If you were right, the img element would not show any image at all. The src attribute is not in the XHTML namespace, so we cannot treat it as such. XML does not define any language trancending behavoir, so we must ignore the src attribute.

In reality we use the XHTML language specific behavoir for attributes of elements in the XHTML namespace regardless if their attributes are in the XHTML namespace or in the global namespace. If we can do this for specific behavoir like the src attribute, we can also do this with the case-sensitivity. 
Comment 26 Niels Leenheer (rakaz) 2006-10-19 17:10:13 UTC
Just one more thing about the case-sensitivity of unknown attributes. I believe that all unknown attributes should be treated in a case-sensitive way - for both HTML and XHTML. Case-insensitivity is the exception.

However if KHTML implements other standards we should take a good look at how that standard specifies the case-sensitivity of their attribute. Take for example the WHATWG WebApps spec. It defines the contenteditable attribute as case-insensitive.
Comment 27 Germain Garand 2006-10-19 18:21:23 UTC
> If you were right, the img element would not show any image at all.[...]
> XML does not define any language trancending behavoir, so we must ignore the > src attribute.

this argument doesn't make sense to me. Attributes in global namespace have absolutely no intrinsic properties or behaviour... it is the XHTML *element* that gives a special purpose/meaning to its attributes, and modifies its own state accordingly.

This special meaning is completely confined within the element, it doesn't have any effect on the attribute itself.

Therefore, it is quite possible the XHTML element will ignore the case of its attributes for all internal purposes, but there is no way this knowledge can be transfered to the style matching process.
Comment 28 Niels Leenheer (rakaz) 2006-10-20 11:20:09 UTC
My point wasn't that attributes have intrinsic properties or behavoir on its own. Attributes do not live in a vacuum - they are part of an element - and even if attribute is in the global namespace we can still determine what property or behavoir that attribute should give the element. I'm not a native english speaker, so I probably could have been clearer about that.
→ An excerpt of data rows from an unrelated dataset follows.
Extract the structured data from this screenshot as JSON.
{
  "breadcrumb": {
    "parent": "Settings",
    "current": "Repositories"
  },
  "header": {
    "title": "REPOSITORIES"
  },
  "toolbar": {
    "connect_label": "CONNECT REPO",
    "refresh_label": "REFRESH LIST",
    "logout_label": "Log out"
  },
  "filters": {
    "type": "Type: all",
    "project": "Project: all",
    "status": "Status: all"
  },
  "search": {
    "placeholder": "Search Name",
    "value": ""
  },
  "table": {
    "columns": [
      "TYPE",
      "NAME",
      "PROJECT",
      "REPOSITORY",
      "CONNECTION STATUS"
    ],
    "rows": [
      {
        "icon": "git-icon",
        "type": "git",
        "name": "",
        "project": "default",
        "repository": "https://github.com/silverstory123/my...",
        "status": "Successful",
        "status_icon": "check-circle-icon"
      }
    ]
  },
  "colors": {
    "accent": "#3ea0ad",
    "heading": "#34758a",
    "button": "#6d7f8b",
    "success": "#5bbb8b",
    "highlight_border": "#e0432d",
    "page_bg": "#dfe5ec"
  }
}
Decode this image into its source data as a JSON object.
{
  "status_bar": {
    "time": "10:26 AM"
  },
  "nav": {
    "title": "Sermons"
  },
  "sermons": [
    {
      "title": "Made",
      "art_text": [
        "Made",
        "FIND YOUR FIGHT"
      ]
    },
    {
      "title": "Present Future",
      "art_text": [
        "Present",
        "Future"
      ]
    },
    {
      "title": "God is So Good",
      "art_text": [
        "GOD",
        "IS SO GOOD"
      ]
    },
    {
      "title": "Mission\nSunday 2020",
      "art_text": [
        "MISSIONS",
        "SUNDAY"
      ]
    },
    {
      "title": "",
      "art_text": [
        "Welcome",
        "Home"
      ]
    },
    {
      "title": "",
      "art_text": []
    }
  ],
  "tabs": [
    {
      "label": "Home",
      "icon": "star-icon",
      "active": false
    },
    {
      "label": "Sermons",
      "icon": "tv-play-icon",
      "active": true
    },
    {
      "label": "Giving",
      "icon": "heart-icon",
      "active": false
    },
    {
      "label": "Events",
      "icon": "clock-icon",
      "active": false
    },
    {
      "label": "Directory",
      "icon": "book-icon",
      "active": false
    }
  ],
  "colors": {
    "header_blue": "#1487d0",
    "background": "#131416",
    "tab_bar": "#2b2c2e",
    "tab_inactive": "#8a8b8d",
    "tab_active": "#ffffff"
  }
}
However, my point was that we already use *special knowledge* about elements and its attributes in KHTML. I see no reason why we should not use that knowledge in other areas. 

> This special meaning is completely confined within the element, it doesn't
> have any effect on the attribute itself.

True, the value of attribute itself is not affected, but it does affect the way the element interacts with that particular attribute. 

> Therefore, it is quite possible the XHTML element will ignore the case of 
> its attributes for all internal purposes, but there is no way this knowledge 
> can be transfered to the style matching process.

This is the point where we disagree. I believe that that knowledge can be transferred to the style matching process. In fact, I believe that the CSS specification demands that we transfer that knowledge:

"The case-sensitivity of attribute names and values in selectors depends on the document language."

Comment 29 Germain Garand 2006-10-20 12:26:53 UTC
My point of view is that having to change the way CSS style matching is done on attributes case by case and according to the *HTML* specification is already an horrible hack that breaks CSS encapsulation, one that I only consider as a compatibility measure because it's implemented that way in 2 significant other engines and because the CSS specification is fuzzy on that topic.

But please, let's just restrict that to good old broken HTML for now, and if the CSS WG ever feel the need to be more specific about what they meant with "depends on the document language", then we will see. 

So, I'll commit what I have, modified to consider unknown attributes case-sensitive, and I'll let anyone interested go deeper in that question by discussing it on the WG lists.
 
Comment 30 Germain Garand 2006-10-20 22:26:57 UTC
SVN commit 597587 by ggarand:

second part of #135505 fix.

Some attribute values have to be treated case-insensitively during 
style selection in order to match HTML's caprices.

Attributes marked with [CS] and [CT] are treated case-sensitively,
along with unknown attributes.

BUG: 135505



 M  +7 -5      css/cssstyleselector.cpp  
 M  +199 -199  misc/htmlattrs.c  
 M  +152 -151  misc/htmlattrs.h  
 M  +53 -48    misc/htmlattrs.in  
 M  +6 -0      misc/makeattrs